*** Opening of Input data ***

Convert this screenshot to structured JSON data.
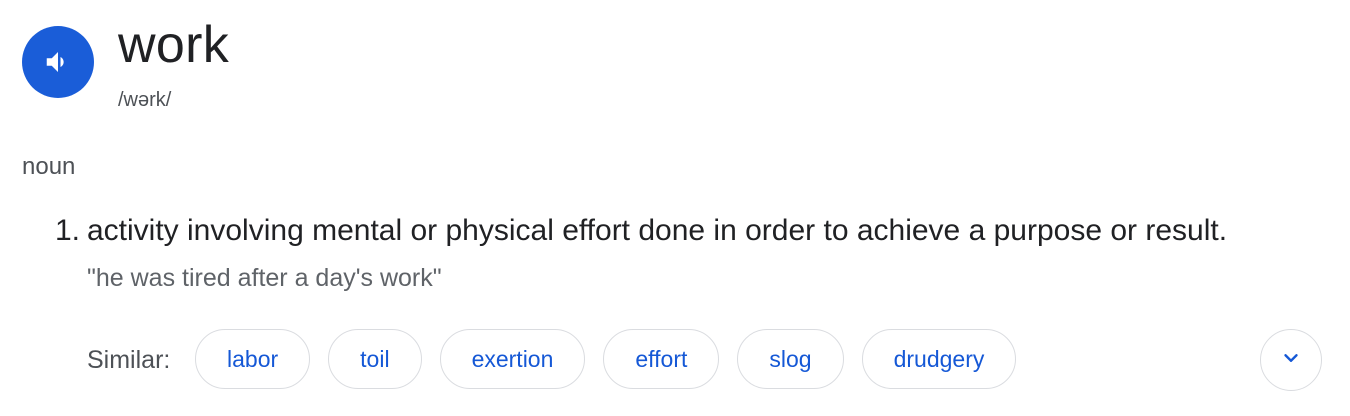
{
  "entry": {
    "word": "work",
    "phonetic": "/wərk/",
    "part_of_speech": "noun",
    "speak_icon": "speaker-icon"
  },
  "definitions": [
    {
      "number": "1.",
      "text": "activity involving mental or physical effort done in order to achieve a purpose or result.",
      "example": "\"he was tired after a day's work\""
    }
  ],
  "similar": {
    "label": "Similar:",
    "words": [
      "labor",
      "toil",
      "exertion",
      "effort",
      "slog",
      "drudgery"
    ]
  },
  "expand_icon": "chevron-down-icon",
  "colors": {
    "accent": "#1a5dd8",
    "link": "#1558d6",
    "chip_border": "#dadce0",
    "secondary_text": "#4d5156"
  }
}
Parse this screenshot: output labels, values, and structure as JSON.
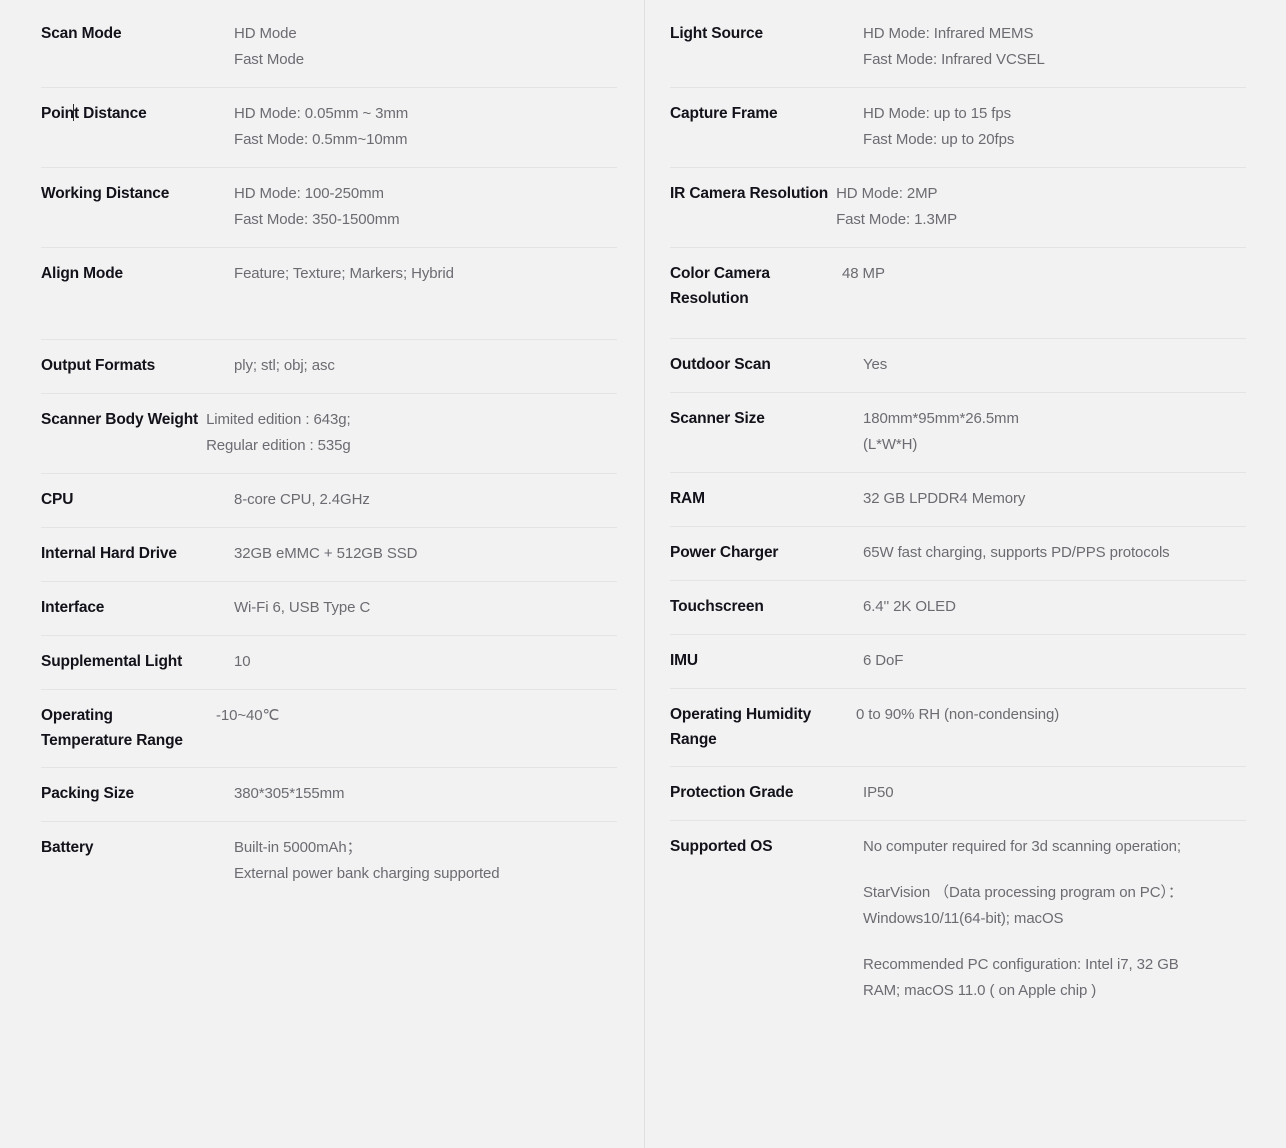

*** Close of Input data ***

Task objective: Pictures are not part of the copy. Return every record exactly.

Response:
Convert this screenshot to structured JSON data.
{
  "entry": {
    "word": "work",
    "phonetic": "/wərk/",
    "part_of_speech": "noun",
    "speak_icon": "speaker-icon"
  },
  "definitions": [
    {
      "number": "1.",
      "text": "activity involving mental or physical effort done in order to achieve a purpose or result.",
      "example": "\"he was tired after a day's work\""
    }
  ],
  "similar": {
    "label": "Similar:",
    "words": [
      "labor",
      "toil",
      "exertion",
      "effort",
      "slog",
      "drudgery"
    ]
  },
  "expand_icon": "chevron-down-icon",
  "colors": {
    "accent": "#1a5dd8",
    "link": "#1558d6",
    "chip_border": "#dadce0",
    "secondary_text": "#4d5156"
  }
}
Parse this screenshot: output labels, values, and structure as JSON.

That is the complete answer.